U.S. Department of Labor’s New Frequently Asked Questions Regarding Immigration-Related Prosecutorial Discretion: What You Need to Know
On July 6, 2022, the U.S. Department of Labor (DOL) issued guidance in the form of a Frequently Asked Questions (FAQ) document titled “Process for Requesting Department of Labor Support for Requests to the Department of Homeland Security for Immigration-Related Prosecutorial Discretion During Labor Disputes.” The FAQ clarifies the process by which workers involved in labor disputes can request DOL’s support for the Department of Homeland Security (DHS) to exercise prosecutorial discretion in their favor. Such immigration-related prosecutorial discretion may take various forms, including a decision by DHS to end or to not initiate enforcement proceedings against a worker on a case-by-case basis. DHS also possesses discretionary authority to grant deferred action and immigration parole, which can provide a basis for workers to access employment authorization.
Immigrant workers have long campaigned for DHS and DOL to clarify and streamline the process for obtaining these protections. These temporary protections make it safer for workers to speak up about harmful treatment in the workplace, such as unpaid wages and unsafe conditions, without fear of employer retaliation. Immigrant workers, as the FAQ recognizes, must be able to make complaints to DOL and participate in its worksite investigations without fear of immigration-based retaliation for DOL to carry out its mission and effectively enforce the laws within its jurisdiction. These protections are particularly important given the elevated levels of exploitation, labor violations, and retaliation faced by immigrant workers.
While the DOL’s FAQ is a major step toward more effective enforcement of our nation’s core labor and employment standards and comes after years of courageous organizing by immigrant workers, it is not enough.
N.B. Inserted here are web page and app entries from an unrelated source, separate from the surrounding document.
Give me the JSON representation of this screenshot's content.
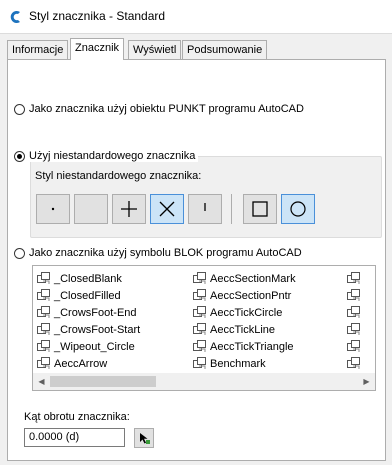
{
  "window": {
    "title": "Styl znacznika - Standard"
  },
  "tabs": [
    {
      "label": "Informacje"
    },
    {
      "label": "Znacznik",
      "active": true
    },
    {
      "label": "Wyświetl"
    },
    {
      "label": "Podsumowanie"
    }
  ],
  "options": {
    "point_object": {
      "label": "Jako znacznika użyj obiektu PUNKT programu AutoCAD",
      "checked": false
    },
    "custom_marker": {
      "label": "Użyj niestandardowego znacznika",
      "checked": true
    },
    "block_symbol": {
      "label": "Jako znacznika użyj symbolu BLOK programu AutoCAD",
      "checked": false
    }
  },
  "custom_marker_style": {
    "label": "Styl niestandardowego znacznika:",
    "buttons": [
      {
        "icon": "dot-icon",
        "selected": false
      },
      {
        "icon": "blank-icon",
        "selected": false
      },
      {
        "icon": "plus-icon",
        "selected": false
      },
      {
        "icon": "x-icon",
        "selected": true
      },
      {
        "icon": "tick-icon",
        "selected": false
      },
      {
        "icon": "square-icon",
        "selected": false
      },
      {
        "icon": "circle-icon",
        "selected": true
      }
    ]
  },
  "blocks": {
    "column1": [
      "_ClosedBlank",
      "_ClosedFilled",
      "_CrowsFoot-End",
      "_CrowsFoot-Start",
      "_Wipeout_Circle",
      "AeccArrow"
    ],
    "column2": [
      "AeccSectionMark",
      "AeccSectionPntr",
      "AeccTickCircle",
      "AeccTickLine",
      "AeccTickTriangle",
      "Benchmark"
    ],
    "item_icon": "block-icon"
  },
  "rotation": {
    "label": "Kąt obrotu znacznika:",
    "value": "0.0000 (d)"
  },
  "colors": {
    "selected_fill": "#cce4f7",
    "selected_border": "#4a90d9",
    "app_icon": "#1e73be"
  }
}
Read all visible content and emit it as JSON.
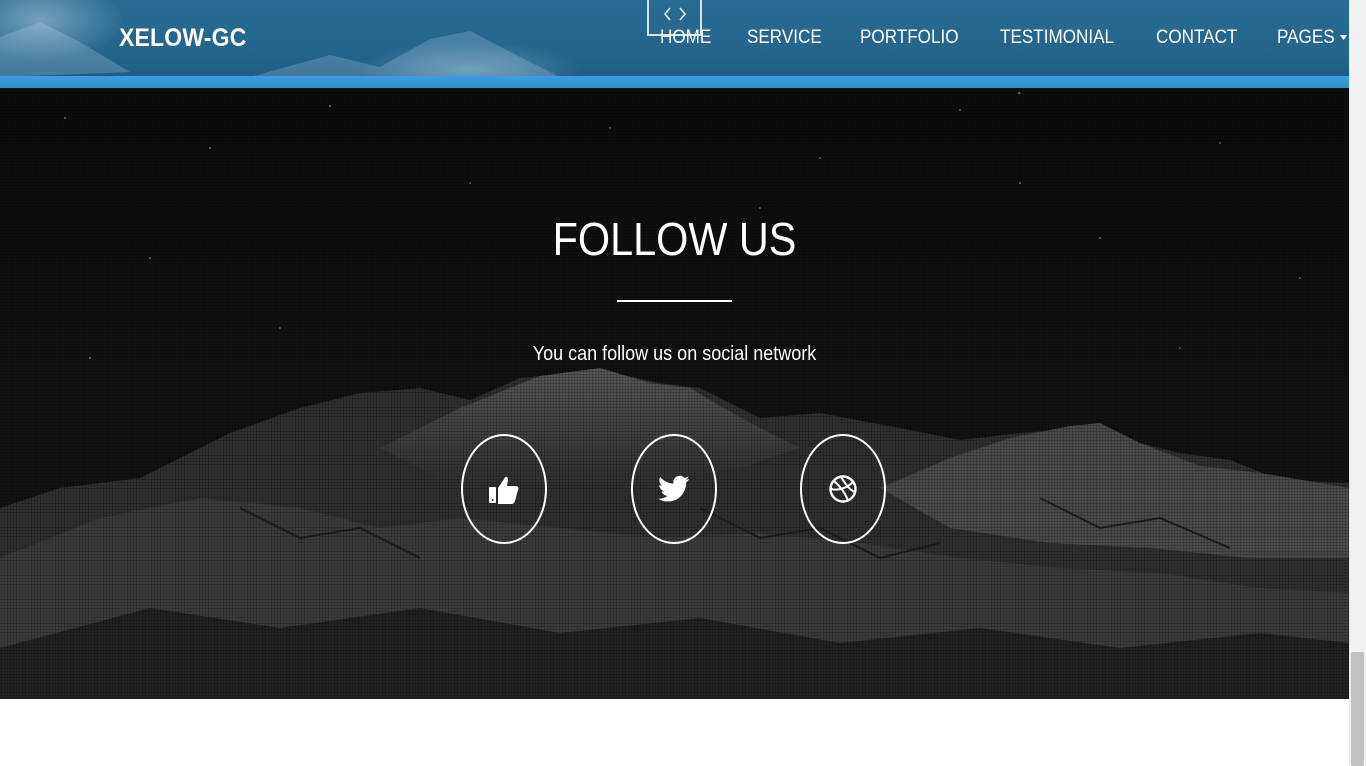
{
  "header": {
    "brand": "XELOW-GC",
    "nav": [
      {
        "label": "HOME"
      },
      {
        "label": "SERVICE"
      },
      {
        "label": "PORTFOLIO"
      },
      {
        "label": "TESTIMONIAL"
      },
      {
        "label": "CONTACT"
      },
      {
        "label": "PAGES",
        "has_dropdown": true
      }
    ],
    "code_toggle_icon": "code-icon"
  },
  "follow": {
    "title": "FOLLOW US",
    "subtitle": "You can follow us on social network",
    "social": [
      {
        "icon": "thumbs-up-icon"
      },
      {
        "icon": "twitter-icon"
      },
      {
        "icon": "dribbble-icon"
      }
    ]
  },
  "colors": {
    "header_bg": "#25658c",
    "header_stripe": "#3aa0de",
    "section_bg": "#141414",
    "text": "#ffffff"
  }
}
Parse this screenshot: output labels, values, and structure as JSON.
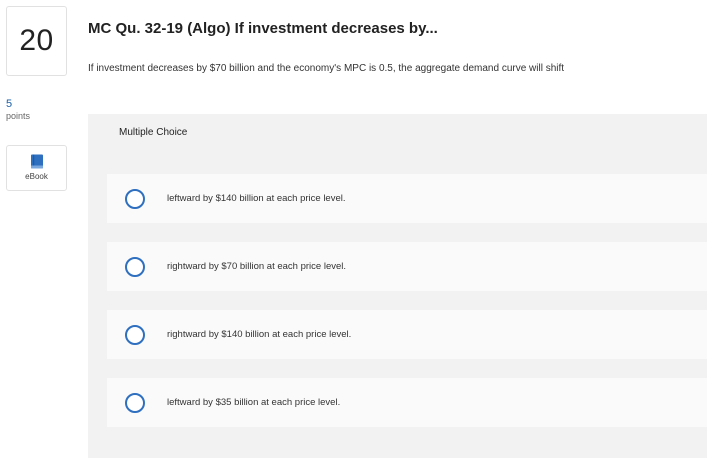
{
  "question": {
    "number": "20",
    "points_value": "5",
    "points_label": "points",
    "ebook_label": "eBook",
    "title": "MC Qu. 32-19 (Algo) If investment decreases by...",
    "prompt": "If investment decreases by $70 billion and the economy's MPC is 0.5, the aggregate demand curve will shift"
  },
  "multiple_choice": {
    "label": "Multiple Choice",
    "options": [
      {
        "text": "leftward by $140 billion at each price level."
      },
      {
        "text": "rightward by $70 billion at each price level."
      },
      {
        "text": "rightward by $140 billion at each price level."
      },
      {
        "text": "leftward by $35 billion at each price level."
      }
    ]
  },
  "colors": {
    "accent": "#2e6fc0",
    "points_value": "#1a5fa8",
    "panel_bg": "#f2f2f2",
    "option_bg": "#fafafa"
  },
  "icons": {
    "ebook": "book-icon",
    "option_selector": "radio-circle"
  }
}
DHS must now release its guidance to clarify the process by which workers can seek prosecutorial discretion based on their involvement in a labor dispute.